The debate over potential cuts to the Ketchikan Gateway Borough School District’s budget continued Wednesday. Board Members pushed back against claims from the Borough Assembly that misinformation about the budget was spread to the community, and School Board members encouraged citizens to continue attending Assembly meetings to have their voices heard.
While formal discussion of the issue was not on Wednesday’s agenda, Board members spent a substantial portion of time expressing frustration with the Borough Assembly over potential cuts to the district’s budget.
Board President Ginny Clay noted that during a recent School Board/Borough Assembly Liaison Committee meeting, members of the Borough Assembly “chided” the Board for rallying members of the community to attend Assembly meetings and voice opposition to the cuts.
The public turned out in droves to the March 4 Assembly meeting, filling the chambers and taking up a significant portion of the time slated for public input. Assembly members protested the nature of the public commentary, saying there had been misinformation in the remarks.
On Wednesday, School Board Member David Timmerman pushed back against the Assembly, saying that issues pertaining to the School District deserved ample hearing in front of the Assembly.
“I just want this board to stick by their guns,” he said. “If you give information, make sure it’s the right information, and I think people are. We shouldn’t be chastised, we shouldn’t be chided, we shouldn’t be looked at as the drunken sailor by any Assembly members anymore.”
Board Member Colleen Scanlonagreed with Timmerman. She urged members of the community to continue their push against the Assembly.
“I am gonna say this publically – I encourage the public to continue to attend Borough Assembly meetings and continue to give the message that you support full funding for schools,” she said. “Our kids are our human capital, they are our future, and they deserve to be given the best education that we can give.”
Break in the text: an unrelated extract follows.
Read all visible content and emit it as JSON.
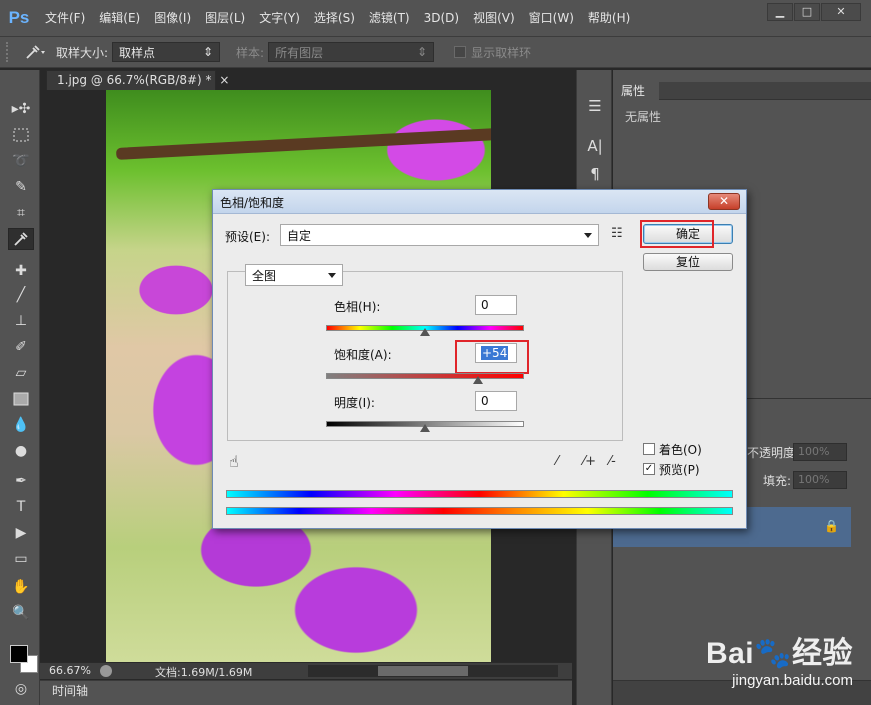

Superintendent Robert Boyle addressed a potential method for using reserve funds held by the district to help plug the budget gap. He noted that due to frequent and unexpected expenses incurred by the School District, it was “bad management” to use those reserve funds to replace cuts from the borough.
Boyle estimated that the reserve funds held by the School Board stand at $900,000,, but it subject to change at any time. The expected cut to the School District budget from the borough is an estimated $600,000.
The School Board also voted unanimously on Wednesday to approve more than $94,000 to upgrade Ketchikan High School’s wireless Internet network.
Also on the agenda Wednesday was discussion surrounding state-mandated teacher evaluations. Due to changes made to that initial legislation, the Ketchikan Gateway Borough School District will incorporate student performance into those evaluations. In his report to the Board, Superintendent Boyle pledged that goals will be set to monitor student performance through standardized testing, the Response to Intervention program and special services support. The performance component of teacher evaluations will begin in two years.
The next Ketchikan School Board meeting is March 27.